**PROMPT**:
In the data below, find each line containing the string "video" and return it.

**LISTED ENTRIES**:
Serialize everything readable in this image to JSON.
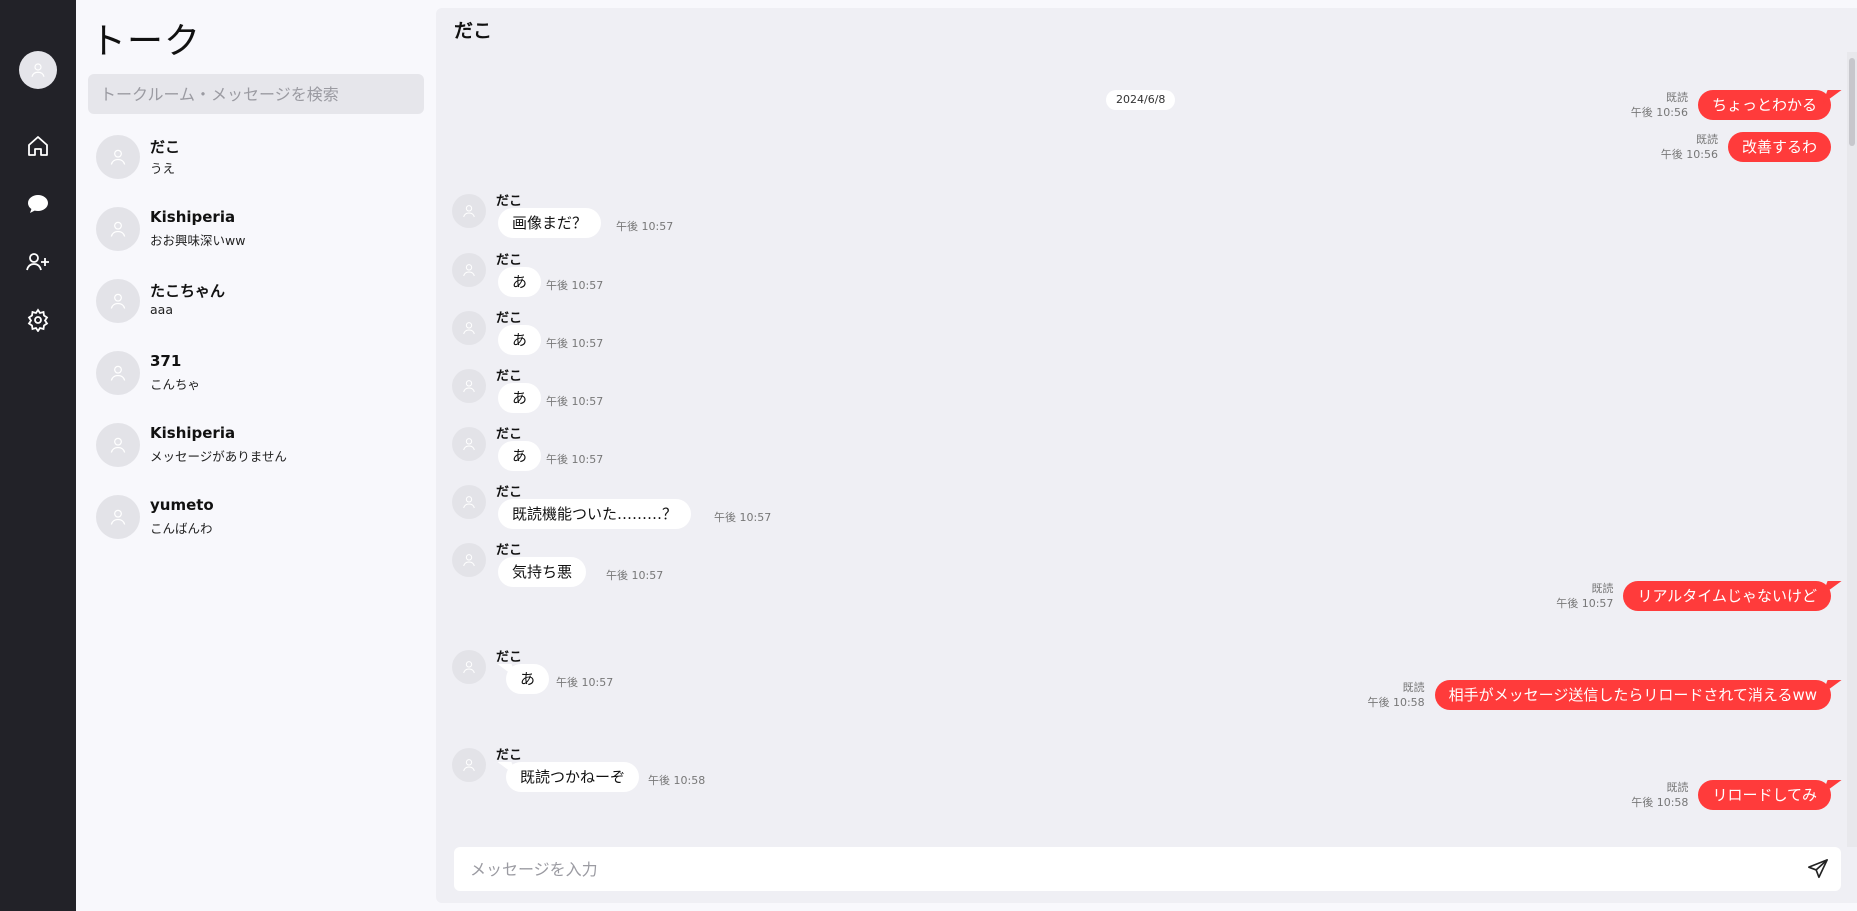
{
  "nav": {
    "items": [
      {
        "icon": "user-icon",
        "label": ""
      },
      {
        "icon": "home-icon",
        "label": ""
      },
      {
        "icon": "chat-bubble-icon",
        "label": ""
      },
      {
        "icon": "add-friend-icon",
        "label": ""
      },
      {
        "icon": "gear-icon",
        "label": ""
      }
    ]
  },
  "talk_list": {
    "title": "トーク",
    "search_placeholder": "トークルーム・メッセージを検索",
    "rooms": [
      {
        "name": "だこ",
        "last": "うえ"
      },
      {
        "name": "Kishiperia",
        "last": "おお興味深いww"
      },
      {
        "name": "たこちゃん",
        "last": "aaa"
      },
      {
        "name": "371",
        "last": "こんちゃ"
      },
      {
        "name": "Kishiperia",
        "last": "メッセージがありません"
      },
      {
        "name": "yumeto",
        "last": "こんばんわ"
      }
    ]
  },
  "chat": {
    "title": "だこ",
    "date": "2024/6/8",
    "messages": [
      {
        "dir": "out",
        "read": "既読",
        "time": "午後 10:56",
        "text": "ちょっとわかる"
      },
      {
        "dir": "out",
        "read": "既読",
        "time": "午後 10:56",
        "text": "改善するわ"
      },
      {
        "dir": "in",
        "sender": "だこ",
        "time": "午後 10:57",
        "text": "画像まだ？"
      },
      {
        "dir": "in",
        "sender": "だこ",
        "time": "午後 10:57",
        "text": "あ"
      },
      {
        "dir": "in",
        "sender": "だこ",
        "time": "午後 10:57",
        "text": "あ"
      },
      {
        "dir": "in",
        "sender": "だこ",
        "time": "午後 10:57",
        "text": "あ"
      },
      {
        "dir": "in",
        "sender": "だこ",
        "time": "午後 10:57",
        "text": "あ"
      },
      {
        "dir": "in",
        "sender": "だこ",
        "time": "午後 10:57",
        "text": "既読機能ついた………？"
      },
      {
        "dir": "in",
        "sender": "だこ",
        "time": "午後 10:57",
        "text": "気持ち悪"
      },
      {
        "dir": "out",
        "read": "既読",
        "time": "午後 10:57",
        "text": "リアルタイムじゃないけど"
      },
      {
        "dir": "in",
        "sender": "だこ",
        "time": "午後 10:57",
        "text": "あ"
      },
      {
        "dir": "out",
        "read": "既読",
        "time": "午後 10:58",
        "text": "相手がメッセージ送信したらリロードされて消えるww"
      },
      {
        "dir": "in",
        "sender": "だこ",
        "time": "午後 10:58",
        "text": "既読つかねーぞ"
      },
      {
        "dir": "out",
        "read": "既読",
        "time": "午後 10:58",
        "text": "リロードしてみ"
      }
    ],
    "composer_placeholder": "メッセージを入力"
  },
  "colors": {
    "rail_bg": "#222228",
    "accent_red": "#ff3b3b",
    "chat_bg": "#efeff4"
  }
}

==

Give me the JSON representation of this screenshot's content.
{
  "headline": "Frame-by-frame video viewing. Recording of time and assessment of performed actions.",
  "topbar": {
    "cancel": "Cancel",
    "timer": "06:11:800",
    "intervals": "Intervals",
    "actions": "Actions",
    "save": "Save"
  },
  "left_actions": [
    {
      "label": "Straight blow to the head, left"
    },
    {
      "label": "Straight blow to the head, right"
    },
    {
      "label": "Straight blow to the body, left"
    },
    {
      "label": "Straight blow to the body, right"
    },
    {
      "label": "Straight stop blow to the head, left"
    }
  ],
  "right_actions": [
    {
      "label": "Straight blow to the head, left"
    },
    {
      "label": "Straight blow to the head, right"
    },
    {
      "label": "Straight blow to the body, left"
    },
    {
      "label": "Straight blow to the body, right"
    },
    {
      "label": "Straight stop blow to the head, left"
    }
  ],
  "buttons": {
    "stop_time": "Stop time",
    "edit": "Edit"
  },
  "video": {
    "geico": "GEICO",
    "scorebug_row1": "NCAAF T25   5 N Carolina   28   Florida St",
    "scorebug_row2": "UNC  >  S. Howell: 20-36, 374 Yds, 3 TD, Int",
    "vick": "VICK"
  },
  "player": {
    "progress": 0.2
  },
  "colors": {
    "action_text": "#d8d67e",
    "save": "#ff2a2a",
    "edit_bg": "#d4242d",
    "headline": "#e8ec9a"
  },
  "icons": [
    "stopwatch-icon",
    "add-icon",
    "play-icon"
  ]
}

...

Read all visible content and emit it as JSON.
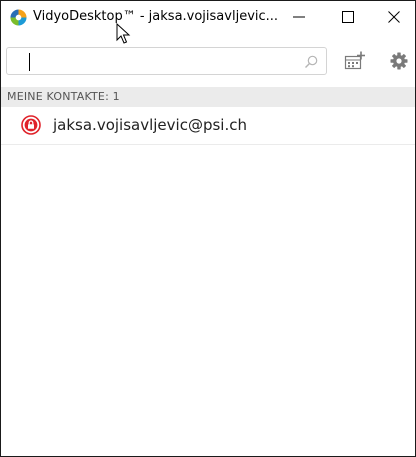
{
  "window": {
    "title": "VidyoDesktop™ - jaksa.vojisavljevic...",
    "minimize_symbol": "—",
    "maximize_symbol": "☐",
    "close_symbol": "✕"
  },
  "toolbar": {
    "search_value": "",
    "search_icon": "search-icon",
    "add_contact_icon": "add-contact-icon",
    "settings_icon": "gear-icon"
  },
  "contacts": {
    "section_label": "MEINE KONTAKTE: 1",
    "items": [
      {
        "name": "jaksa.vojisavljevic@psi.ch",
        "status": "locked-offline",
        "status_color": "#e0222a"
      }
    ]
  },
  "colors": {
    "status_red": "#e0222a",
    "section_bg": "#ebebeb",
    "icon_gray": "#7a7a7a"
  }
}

**SOLUTION TO THE EXERCISE**:
  "headline": "Frame-by-frame video viewing. Recording of time and assessment of performed actions.",
  "video": {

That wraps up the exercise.